Recorded data =>
┌──
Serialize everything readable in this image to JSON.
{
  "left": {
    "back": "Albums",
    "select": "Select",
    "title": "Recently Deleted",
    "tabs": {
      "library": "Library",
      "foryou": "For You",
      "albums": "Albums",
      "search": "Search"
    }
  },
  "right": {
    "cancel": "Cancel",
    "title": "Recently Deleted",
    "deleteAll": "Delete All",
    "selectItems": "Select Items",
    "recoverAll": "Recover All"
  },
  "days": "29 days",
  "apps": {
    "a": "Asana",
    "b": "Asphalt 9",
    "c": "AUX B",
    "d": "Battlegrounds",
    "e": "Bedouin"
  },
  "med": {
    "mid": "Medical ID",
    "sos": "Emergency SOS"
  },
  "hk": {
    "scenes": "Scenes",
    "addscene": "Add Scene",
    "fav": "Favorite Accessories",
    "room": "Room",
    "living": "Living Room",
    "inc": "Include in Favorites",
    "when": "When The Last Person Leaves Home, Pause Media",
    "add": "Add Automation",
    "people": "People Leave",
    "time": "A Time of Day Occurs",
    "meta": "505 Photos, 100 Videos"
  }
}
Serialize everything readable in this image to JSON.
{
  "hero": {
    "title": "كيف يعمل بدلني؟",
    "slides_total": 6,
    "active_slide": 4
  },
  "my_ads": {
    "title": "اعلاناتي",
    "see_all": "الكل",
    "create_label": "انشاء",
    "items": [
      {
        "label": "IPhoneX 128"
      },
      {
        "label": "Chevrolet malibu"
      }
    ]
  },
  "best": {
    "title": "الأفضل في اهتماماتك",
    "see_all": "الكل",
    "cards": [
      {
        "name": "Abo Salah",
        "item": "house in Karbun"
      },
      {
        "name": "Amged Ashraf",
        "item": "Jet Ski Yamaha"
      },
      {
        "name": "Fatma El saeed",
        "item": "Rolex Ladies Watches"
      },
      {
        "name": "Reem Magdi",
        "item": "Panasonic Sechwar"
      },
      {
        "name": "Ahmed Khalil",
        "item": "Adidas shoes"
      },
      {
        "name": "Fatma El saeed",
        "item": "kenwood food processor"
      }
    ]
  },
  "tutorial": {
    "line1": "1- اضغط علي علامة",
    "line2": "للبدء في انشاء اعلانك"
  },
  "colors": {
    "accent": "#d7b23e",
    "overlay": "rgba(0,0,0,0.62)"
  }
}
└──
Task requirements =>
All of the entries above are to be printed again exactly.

Answer section =>
Serialize everything readable in this image to JSON.
{
  "left": {
    "back": "Albums",
    "select": "Select",
    "title": "Recently Deleted",
    "tabs": {
      "library": "Library",
      "foryou": "For You",
      "albums": "Albums",
      "search": "Search"
    }
  },
  "right": {
    "cancel": "Cancel",
    "title": "Recently Deleted",
    "deleteAll": "Delete All",
    "selectItems": "Select Items",
    "recoverAll": "Recover All"
  },
  "days": "29 days",
  "apps": {
    "a": "Asana",
    "b": "Asphalt 9",
    "c": "AUX B",
    "d": "Battlegrounds",
    "e": "Bedouin"
  },
  "med": {
    "mid": "Medical ID",
    "sos": "Emergency SOS"
  },
  "hk": {
    "scenes": "Scenes",
    "addscene": "Add Scene",
    "fav": "Favorite Accessories",
    "room": "Room",
    "living": "Living Room",
    "inc": "Include in Favorites",
    "when": "When The Last Person Leaves Home, Pause Media",
    "add": "Add Automation",
    "people": "People Leave",
    "time": "A Time of Day Occurs",
    "meta": "505 Photos, 100 Videos"
  }
}
Serialize everything readable in this image to JSON.
{
  "hero": {
    "title": "كيف يعمل بدلني؟",
    "slides_total": 6,
    "active_slide": 4
  },
  "my_ads": {
    "title": "اعلاناتي",
    "see_all": "الكل",
    "create_label": "انشاء",
    "items": [
      {
        "label": "IPhoneX 128"
      },
      {
        "label": "Chevrolet malibu"
      }
    ]
  },
  "best": {
    "title": "الأفضل في اهتماماتك",
    "see_all": "الكل",
    "cards": [
      {
        "name": "Abo Salah",
        "item": "house in Karbun"
      },
      {
        "name": "Amged Ashraf",
        "item": "Jet Ski Yamaha"
      },
      {
        "name": "Fatma El saeed",
        "item": "Rolex Ladies Watches"
      },
      {
        "name": "Reem Magdi",
        "item": "Panasonic Sechwar"
      },
      {
        "name": "Ahmed Khalil",
        "item": "Adidas shoes"
      },
      {
        "name": "Fatma El saeed",
        "item": "kenwood food processor"
      }
    ]
  },
  "tutorial": {
    "line1": "1- اضغط علي علامة",
    "line2": "للبدء في انشاء اعلانك"
  },
  "colors": {
    "accent": "#d7b23e",
    "overlay": "rgba(0,0,0,0.62)"
  }
}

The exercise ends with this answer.